Kaitlin Armstrong’s trial is scheduled to start in October, and the details are already complicated to unravel, with the defense accusing prosecutors and investigators of weaving a deceptive narrative about the woman accused of coldly murdering her boyfriend’s alleged mistress, according to a report by the Austin American-Statesman.
Armstrong has been charged with first-degree murder, according to the affidavit issued back in May. In what has been deemed a love triangle gone wrong, professional cyclist Mo Wilson, 25-years-old, and Armstrong had both been romantically involved with professional cyclist, 35-year-old Colin Strickland, the affidavit states.
On May 11, Wilson was found shot dead on the bathroom floor of her friend’s home where she was staying, days before a race in which she was to participate in Austin, Texas, according to the affidavit.
Police brought Armstrong in for an interview days after the murder on an arrest warrant for an unpaid Botox bill from 2018, though a detective mistakenly deemed the warrant invalid due to an error of her birth date, the Statesman says.
Armstrong’s defense attorney, Rick Cofer, has filed a motion to suppress evidence collected by investigators due to the fact they did not read Armstrong her Miranda rights before the May 12 interview, and she had to ask to leave six times before police released her, the Statesman reports.
The defense argues that this means evidence was gathered improperly and should not be admissible into court, and the motion requests an evidentiary hearing, the Statesman says.
The Statesman describes the transcribed interview police had with Strickland, in which he explained how he and Wilson dated briefly in October 2021, after he and Armstrong had broken up after a long-term relationship, though the fling with Wilson ended and Strickland went back to Armstrong.
Strickland is not considered a suspect in the murder, though a few of his sponsors dropped him following Wilson’s death, the Statesman reports.
The Statesman also points out that in the interview, Strickland claimed that Armstrong sometimes let her sister borrow her black Jeep, which according to the arrest affidavit, was allegedly seen outside of the residence where Wilson was staying shortly after the murder.
Strickland told police that Armstrong contacted Wilson when he started seeing her in October 2o21, the Statesman says.
“Kaitlin did call her and pretty much just said, ‘Hey, do you know that I pretty much live at Colin's house’ — or I don't know exactly what was ... I didn't really dive in. But I do know she called her, and Mo was like, ‘That was really weird,’” Strickland said, according to the Statesman.
However, Strickland also added that he didn’t believe Armstrong was capable of murder in the May 17 interview he had with police, the Statesman notes.
“Do I think Kaitlin could kill somebody?
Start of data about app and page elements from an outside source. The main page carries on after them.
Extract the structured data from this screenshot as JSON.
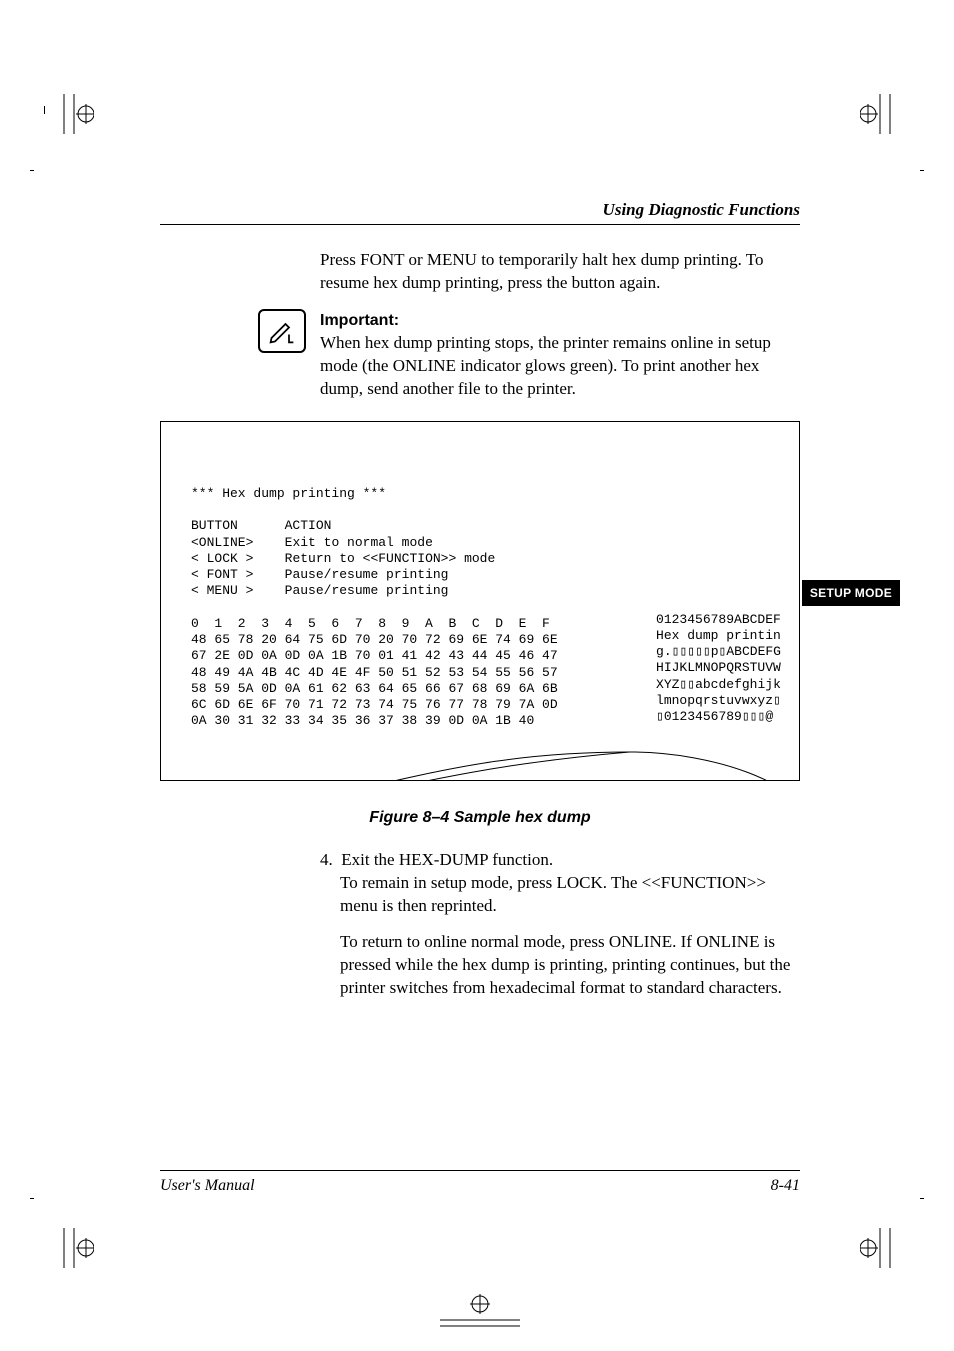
{
  "header": {
    "title": "Using Diagnostic Functions"
  },
  "side_tab": "SETUP MODE",
  "intro": "Press FONT or MENU to temporarily halt hex dump printing. To resume hex dump printing, press the button again.",
  "important": {
    "label": "Important:",
    "text": "When hex dump printing stops, the printer remains online in setup mode (the ONLINE indicator glows green). To print another hex dump, send another file to the printer.",
    "icon": "pen-note-icon"
  },
  "figure": {
    "caption": "Figure 8–4    Sample hex dump",
    "title_line": "*** Hex dump printing ***",
    "header_cols": [
      "BUTTON",
      "ACTION"
    ],
    "actions": [
      {
        "btn": "<ONLINE>",
        "act": "Exit to normal mode"
      },
      {
        "btn": "< LOCK >",
        "act": "Return to <<FUNCTION>> mode"
      },
      {
        "btn": "< FONT >",
        "act": "Pause/resume printing"
      },
      {
        "btn": "< MENU >",
        "act": "Pause/resume printing"
      }
    ],
    "hex_columns": "0  1  2  3  4  5  6  7  8  9  A  B  C  D  E  F",
    "hex_rows": [
      "48 65 78 20 64 75 6D 70 20 70 72 69 6E 74 69 6E",
      "67 2E 0D 0A 0D 0A 1B 70 01 41 42 43 44 45 46 47",
      "48 49 4A 4B 4C 4D 4E 4F 50 51 52 53 54 55 56 57",
      "58 59 5A 0D 0A 61 62 63 64 65 66 67 68 69 6A 6B",
      "6C 6D 6E 6F 70 71 72 73 74 75 76 77 78 79 7A 0D",
      "0A 30 31 32 33 34 35 36 37 38 39 0D 0A 1B 40"
    ],
    "ascii_rows": [
      "0123456789ABCDEF",
      "Hex dump printin",
      "g.▯▯▯▯▯p▯ABCDEFG",
      "HIJKLMNOPQRSTUVW",
      "XYZ▯▯abcdefghijk",
      "lmnopqrstuvwxyz▯",
      "▯0123456789▯▯▯@"
    ]
  },
  "step": {
    "num": "4.",
    "lead": "Exit the HEX-DUMP function.",
    "para1": "To remain in setup mode, press LOCK. The <<FUNCTION>> menu is then reprinted.",
    "para2": "To return to online normal mode, press ONLINE. If ONLINE is pressed while the hex dump is printing, printing continues, but the printer switches from hexadecimal format to standard characters."
  },
  "footer": {
    "left": "User's Manual",
    "right": "8-41"
  }
}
No, I don't,” he said, the Statesman explains.
Strickland described someone caring and compassionate when he spoke of Armstrong to police, as the Statesman describes via the transcript.
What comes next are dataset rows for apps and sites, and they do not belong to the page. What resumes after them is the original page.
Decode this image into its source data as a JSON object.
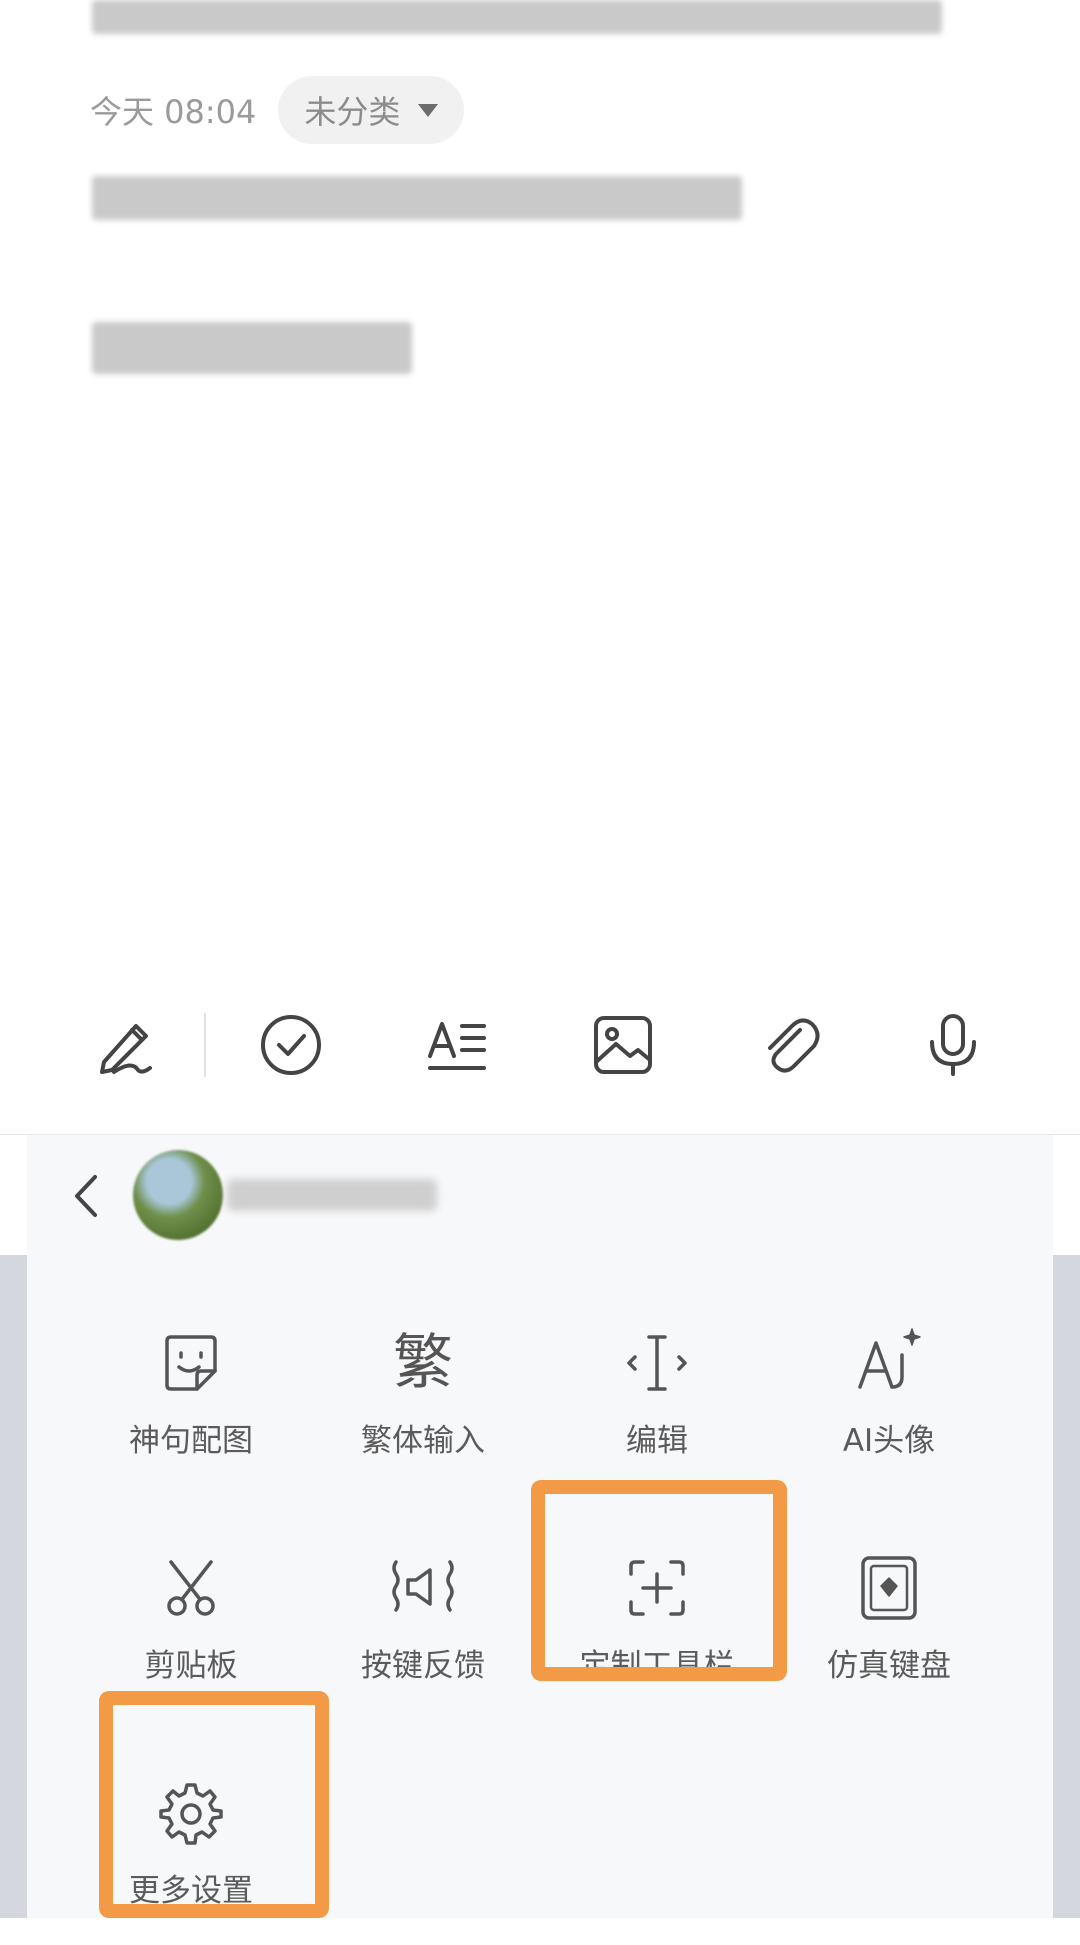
{
  "note": {
    "date": "今天 08:04",
    "category_label": "未分类"
  },
  "colors": {
    "accent_highlight": "#f29a45",
    "icon_color": "#444444",
    "panel_background": "#f7f8fa"
  },
  "toolbar": {
    "icons": [
      "handwriting-pen-icon",
      "checklist-icon",
      "text-format-icon",
      "image-icon",
      "attachment-icon",
      "microphone-icon"
    ]
  },
  "panel": {
    "items": [
      {
        "label": "神句配图",
        "icon": "sticker-face-icon"
      },
      {
        "label": "繁体输入",
        "icon": "traditional-char-icon",
        "glyph": "繁"
      },
      {
        "label": "编辑",
        "icon": "text-cursor-icon"
      },
      {
        "label": "AI头像",
        "icon": "ai-avatar-icon"
      },
      {
        "label": "剪贴板",
        "icon": "scissors-icon"
      },
      {
        "label": "按键反馈",
        "icon": "key-feedback-icon"
      },
      {
        "label": "定制工具栏",
        "icon": "customize-toolbar-icon"
      },
      {
        "label": "仿真键盘",
        "icon": "simulated-keyboard-icon"
      },
      {
        "label": "更多设置",
        "icon": "gear-icon"
      }
    ]
  }
}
“She's an incredibly kind, caring, sweet person who has helped me take care of my aging mother, she helped her secure like $20,000 in unemployment — by just going — being on the phone for five days. Like she is — has only shown shining examples. I mean, in my experience, has only shown absolute above and beyond examples of human compassion and thoughtfulness and care and going far out of her way for ridiculous things, like, ridiculous extents to help other humans,” Strickland said in the transcript.
The defense argues that police took Strickland’s words out of context to weave a narrative about Armstrong, the Statesman says.
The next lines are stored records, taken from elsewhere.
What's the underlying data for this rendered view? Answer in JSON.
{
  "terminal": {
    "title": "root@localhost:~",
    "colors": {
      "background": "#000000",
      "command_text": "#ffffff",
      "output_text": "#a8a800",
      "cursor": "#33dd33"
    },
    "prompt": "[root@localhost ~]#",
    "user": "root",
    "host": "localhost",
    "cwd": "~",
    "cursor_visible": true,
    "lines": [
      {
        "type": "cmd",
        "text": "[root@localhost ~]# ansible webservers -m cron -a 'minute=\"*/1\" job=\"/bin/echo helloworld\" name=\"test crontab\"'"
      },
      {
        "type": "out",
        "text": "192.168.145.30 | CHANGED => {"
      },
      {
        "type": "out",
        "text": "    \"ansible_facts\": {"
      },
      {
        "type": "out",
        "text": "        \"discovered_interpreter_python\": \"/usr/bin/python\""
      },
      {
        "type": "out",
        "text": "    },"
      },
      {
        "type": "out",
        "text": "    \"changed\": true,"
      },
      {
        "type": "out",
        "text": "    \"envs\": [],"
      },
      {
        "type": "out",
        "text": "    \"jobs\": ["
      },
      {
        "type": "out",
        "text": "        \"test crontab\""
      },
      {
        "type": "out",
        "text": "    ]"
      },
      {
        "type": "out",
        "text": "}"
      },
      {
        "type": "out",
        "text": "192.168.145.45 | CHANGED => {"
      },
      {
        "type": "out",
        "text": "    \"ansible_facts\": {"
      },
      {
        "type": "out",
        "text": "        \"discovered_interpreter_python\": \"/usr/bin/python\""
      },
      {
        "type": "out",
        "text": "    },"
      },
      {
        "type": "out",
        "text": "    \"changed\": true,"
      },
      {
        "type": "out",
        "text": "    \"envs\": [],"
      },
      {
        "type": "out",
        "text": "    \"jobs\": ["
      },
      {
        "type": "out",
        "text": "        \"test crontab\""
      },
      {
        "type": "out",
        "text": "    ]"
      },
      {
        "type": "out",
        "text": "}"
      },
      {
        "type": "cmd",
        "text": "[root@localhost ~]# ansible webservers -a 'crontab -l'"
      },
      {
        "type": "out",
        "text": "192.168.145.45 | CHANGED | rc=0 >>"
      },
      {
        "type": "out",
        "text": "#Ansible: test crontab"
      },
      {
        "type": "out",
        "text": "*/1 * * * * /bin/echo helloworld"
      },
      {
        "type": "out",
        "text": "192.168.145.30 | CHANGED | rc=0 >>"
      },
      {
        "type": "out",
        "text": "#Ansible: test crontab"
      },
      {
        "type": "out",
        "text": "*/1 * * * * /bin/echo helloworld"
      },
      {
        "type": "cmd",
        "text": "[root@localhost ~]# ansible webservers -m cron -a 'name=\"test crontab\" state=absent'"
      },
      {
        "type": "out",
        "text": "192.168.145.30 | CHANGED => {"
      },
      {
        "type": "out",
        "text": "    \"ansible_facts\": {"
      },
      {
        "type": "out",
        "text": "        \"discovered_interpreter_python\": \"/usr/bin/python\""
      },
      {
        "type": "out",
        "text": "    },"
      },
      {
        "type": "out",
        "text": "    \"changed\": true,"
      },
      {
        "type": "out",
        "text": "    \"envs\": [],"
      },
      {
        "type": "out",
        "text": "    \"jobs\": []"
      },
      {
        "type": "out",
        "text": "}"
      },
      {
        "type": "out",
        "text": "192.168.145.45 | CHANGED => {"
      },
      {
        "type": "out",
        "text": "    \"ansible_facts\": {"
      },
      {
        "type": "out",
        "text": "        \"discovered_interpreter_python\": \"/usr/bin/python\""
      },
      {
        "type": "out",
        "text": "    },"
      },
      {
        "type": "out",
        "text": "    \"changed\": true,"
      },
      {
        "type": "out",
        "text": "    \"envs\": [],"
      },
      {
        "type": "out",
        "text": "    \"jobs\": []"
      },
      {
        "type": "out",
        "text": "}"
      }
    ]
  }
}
“The affidavit completely mischaracterized and falsely stated Mr. Strickland’s words to fabricate a theory of jealousy as a presumed motive for the murder. The affidavit failed to include multiple statements by Mr. Strickland in which he adamantly insisted that Ms. Armstrong could not have murdered Ms. Wilson,” Cofer said, according to the Statesman.
The prosecution has filed a motion to prohibit comments to the media, which the defense claims would only silence their side, since the prosecution’s side is already highly-reported on in the press, Fox News reports.
Armstrong fled from Texas to New York City, where she visited her sister, then to New Jersey, where she then flew to Costa Rica to hide out in a hostel, then was arrested after 43 days of evading authorities, according to the US Marshals.
She was arrested on an immigration violation by Costa Rica police for using fake passports, then deported to the US, where she has been in custody since, according to Fox News.
Her attorneys are demanding a speedy trial despite the multiple motions filed, and Armstrong is due back in court for a pretrial hearing on August 24, according to Fox News.